BASEBOARDS - BULLNOSE CORNERS
If your home was built sometime after the early 2000s, you may have noticed it is missing square corners. Instead, most of your corners are rounded, or you have bullnose baseboard corners. This rounded drywall corner gives homes a contemporary look without too much hassle when drywalling.
But when you are installing the baseboard around bullnose corners, things become more complicated. No longer are you lining up to two 45-degree corners (miters); installing bullnose corner baseboard trim requires more precision.
Our bullnose corner tool, the ¾’’ Bullnose Corner Gauge helps take the guesswork out of these extra steps. The flaps allow you to draw a line on both the wall and the baseboard piece you are cutting to ensure a perfect fit every time. Our guide for installing these professional-looking baseboards for rounded corners with the ¾’’ Bullnose Trim Gauge, is below.
Before we start, a little background:
Rounded baseboard corners come from bullnose drywall corners. Drywall installers use a bullnose corner bead and joint compound to create the rounded shape. Learn more about the basics of a bullnose corner.
STEP 1: PREP YOUR BASEBOARD PIECES Photo: Prepping to mark baseboard with 3/4'' Bullnose Corner Gauge.
Your baseboard pieces should be at least slightly longer than your wall sections. Measure your small pieces to the length of the corner they will end on, but then cut with the extra board on the end for you to make your mark. Do this for both sides.
STEP 2: MAKE YOUR MARKS (MEASURE YOUR BASEBOARD)
Photo: Transfer your measurement to your baseboard for cutting.
With your trim prepped, take each piece and align it for marking. Mark both sides of the wall and each piece. Your wall line will now serve as a guide when fitting. You can double-check your mark with a tape measure, but if you have aligned everything square, that should be accurate.
STEP 3: MAKE YOUR CUTS
Photo: Make 22.5-degree cuts on long pieces.
With your pieces in hand, use your marks to make 22.5-degree cuts being careful not to cut the mark (leave your mark visible after you cut). You’ll want these angled in to fit with your center-piece.
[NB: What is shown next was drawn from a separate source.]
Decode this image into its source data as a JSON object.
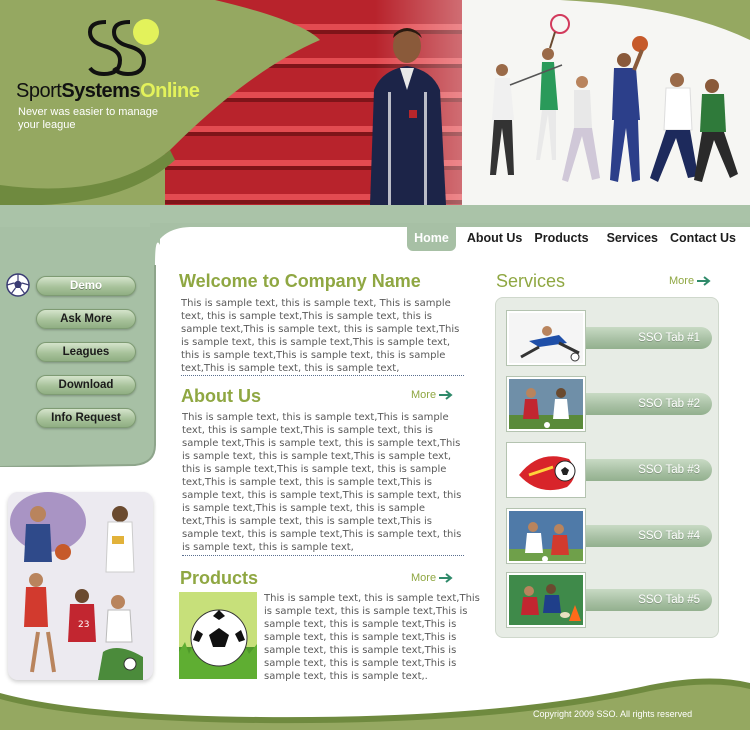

DO THE MATH, NO HAND TOOLS REQUIRED.
Instead of making two 45-degree miter cuts (45+45=90), we are making four 22.5-degree miter cuts (22.5+22.5+22.5=22.5=90).
STEP 4: CUT YOUR CENTER PIECE
Photo: Make your 5/8'' center piece with 22.5-degree sides. Size may be different.
A key difference between the standard 45-degree cuts and the rounded trim corners is the center- piece. The piece will fit in between your two cut pieces to bring the corner together. These need to be 5/8’’ with two outward-facing 22.5-degree cuts.
STEP 5: FITTING
With your pieces in place, go back to your corner and dry-fit. Align the cut on your length pieces to the mark on the wall to ensure they still fit correctly.
Not all corners are 90-degrees. Some are worse than others. Try adding 1/16'' - 1/8'' to the end of your pieces to compensate.
STEP 6: PRE-ASSEMBLE
Photo: Using your preferred method, consider pre-assembling your pieces for easy installation.
Pre-assembly allows us to avoid the complicated process of trying to precisely nail in three separate pieces. Too many things can go wrong, preventing a seamless, professional-looking trim corner. Instead, the pieces are glued together AND THEN installed. Carpenters and DIY’ers have countless ways of pre-assembling, and they all work, here are three suggestions to considering trying:
STEP 7: INSTALL
Photo: Nail your assembled piece to the wall.
If you followed the pre-assembly steps, you now have a fully assembled corner piece in hand. It is time to nail, or fasten, the baseboard to the wall. You may want to prime and paint your pieces before installation.
- Prep – one of the most helpful things is to carve away any concealed drywall or wall. Doing this allows you to ensure a tight corner fit.
- Dry fit – fit your centerpiece up against any connecting joints before nailing. You want to create a good fit.
- Nailing – you will want to select your pin/nail size. This may depend on the equipment you have available to you. Many carpenters will use 23ga. pins when they can. This ensures a small nail hole that is helpful when using wood trim that will not be painted. Other options can include 16ga. or 18ga. With your nail gun and pins/nails, prep by locating all of your studs. The longer the nail, the better. You are now ready to nail in your bullnose corner.
Many professionals offer differing opinions on how to nail corners. Some start at the corner and work their way to each side, while others ensure a tight joint and work their way to the corner and around. Do what is best for your situation, all homes are different.
With the corner piece attached, you should fill any holes left behind from the nails. Paint when necessary. You are ready to caulk any gaps if needed.